▶ [EXERCISE AIM] In the entries below, find each line with the string "background" and copy it.

▶ [RECORD EXTRACTS]
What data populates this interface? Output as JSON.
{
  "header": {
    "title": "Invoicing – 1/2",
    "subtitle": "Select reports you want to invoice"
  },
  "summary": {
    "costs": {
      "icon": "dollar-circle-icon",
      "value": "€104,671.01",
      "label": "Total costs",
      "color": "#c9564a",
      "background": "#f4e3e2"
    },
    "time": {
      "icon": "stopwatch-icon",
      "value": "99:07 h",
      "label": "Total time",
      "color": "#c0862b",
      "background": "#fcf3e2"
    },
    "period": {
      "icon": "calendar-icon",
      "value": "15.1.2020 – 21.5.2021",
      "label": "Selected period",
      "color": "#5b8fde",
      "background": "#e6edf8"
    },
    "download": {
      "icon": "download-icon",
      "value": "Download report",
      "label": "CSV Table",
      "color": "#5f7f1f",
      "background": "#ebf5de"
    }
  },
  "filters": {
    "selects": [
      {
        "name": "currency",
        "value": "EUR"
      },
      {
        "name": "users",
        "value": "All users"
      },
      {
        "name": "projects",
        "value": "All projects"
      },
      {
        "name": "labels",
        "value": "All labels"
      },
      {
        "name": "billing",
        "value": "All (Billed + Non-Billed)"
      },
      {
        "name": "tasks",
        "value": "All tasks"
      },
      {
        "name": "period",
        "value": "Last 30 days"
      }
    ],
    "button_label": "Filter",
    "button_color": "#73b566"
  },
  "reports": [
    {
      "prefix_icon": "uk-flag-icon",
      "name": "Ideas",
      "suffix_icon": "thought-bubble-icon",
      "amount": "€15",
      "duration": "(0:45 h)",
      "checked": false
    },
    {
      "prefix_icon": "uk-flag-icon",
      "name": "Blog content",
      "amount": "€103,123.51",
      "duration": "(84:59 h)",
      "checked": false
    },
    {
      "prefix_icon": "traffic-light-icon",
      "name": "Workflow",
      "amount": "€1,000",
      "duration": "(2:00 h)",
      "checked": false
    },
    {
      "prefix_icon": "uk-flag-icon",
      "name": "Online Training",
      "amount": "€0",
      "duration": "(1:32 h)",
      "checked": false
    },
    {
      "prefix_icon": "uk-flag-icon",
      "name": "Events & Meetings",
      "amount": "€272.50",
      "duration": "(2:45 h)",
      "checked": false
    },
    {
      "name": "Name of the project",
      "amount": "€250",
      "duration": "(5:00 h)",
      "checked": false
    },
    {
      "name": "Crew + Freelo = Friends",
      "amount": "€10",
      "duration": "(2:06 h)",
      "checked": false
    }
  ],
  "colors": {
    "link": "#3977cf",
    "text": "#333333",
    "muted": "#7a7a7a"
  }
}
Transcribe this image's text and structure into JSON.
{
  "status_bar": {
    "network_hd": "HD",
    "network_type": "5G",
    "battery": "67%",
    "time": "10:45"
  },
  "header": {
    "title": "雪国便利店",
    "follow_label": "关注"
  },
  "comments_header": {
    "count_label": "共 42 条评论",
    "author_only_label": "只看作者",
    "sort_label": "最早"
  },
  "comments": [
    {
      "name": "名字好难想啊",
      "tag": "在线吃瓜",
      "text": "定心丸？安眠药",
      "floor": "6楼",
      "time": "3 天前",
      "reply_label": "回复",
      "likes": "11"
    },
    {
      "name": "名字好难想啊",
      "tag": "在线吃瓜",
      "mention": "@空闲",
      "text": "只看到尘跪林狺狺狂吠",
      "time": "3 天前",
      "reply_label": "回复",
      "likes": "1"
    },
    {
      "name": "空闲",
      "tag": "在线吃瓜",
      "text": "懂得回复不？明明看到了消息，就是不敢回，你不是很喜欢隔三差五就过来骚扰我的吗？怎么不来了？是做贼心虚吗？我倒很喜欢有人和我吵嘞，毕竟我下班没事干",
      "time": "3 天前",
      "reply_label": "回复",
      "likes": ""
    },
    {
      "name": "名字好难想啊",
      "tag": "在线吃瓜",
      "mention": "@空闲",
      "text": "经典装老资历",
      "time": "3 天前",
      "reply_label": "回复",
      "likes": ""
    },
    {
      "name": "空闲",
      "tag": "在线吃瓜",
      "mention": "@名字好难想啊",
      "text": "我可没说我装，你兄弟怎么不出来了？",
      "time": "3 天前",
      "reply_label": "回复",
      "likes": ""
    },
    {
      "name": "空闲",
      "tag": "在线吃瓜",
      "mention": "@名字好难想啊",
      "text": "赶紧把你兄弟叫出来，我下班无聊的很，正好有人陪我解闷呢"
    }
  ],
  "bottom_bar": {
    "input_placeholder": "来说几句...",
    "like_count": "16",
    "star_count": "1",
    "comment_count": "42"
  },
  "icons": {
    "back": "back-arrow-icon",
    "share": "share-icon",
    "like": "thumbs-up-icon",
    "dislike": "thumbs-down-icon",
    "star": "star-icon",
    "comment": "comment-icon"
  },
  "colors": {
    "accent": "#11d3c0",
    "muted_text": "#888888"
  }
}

▶ [ANSWER]
      "background": "#f4e3e2"
      "background": "#fcf3e2"
      "background": "#e6edf8"
      "background": "#ebf5de"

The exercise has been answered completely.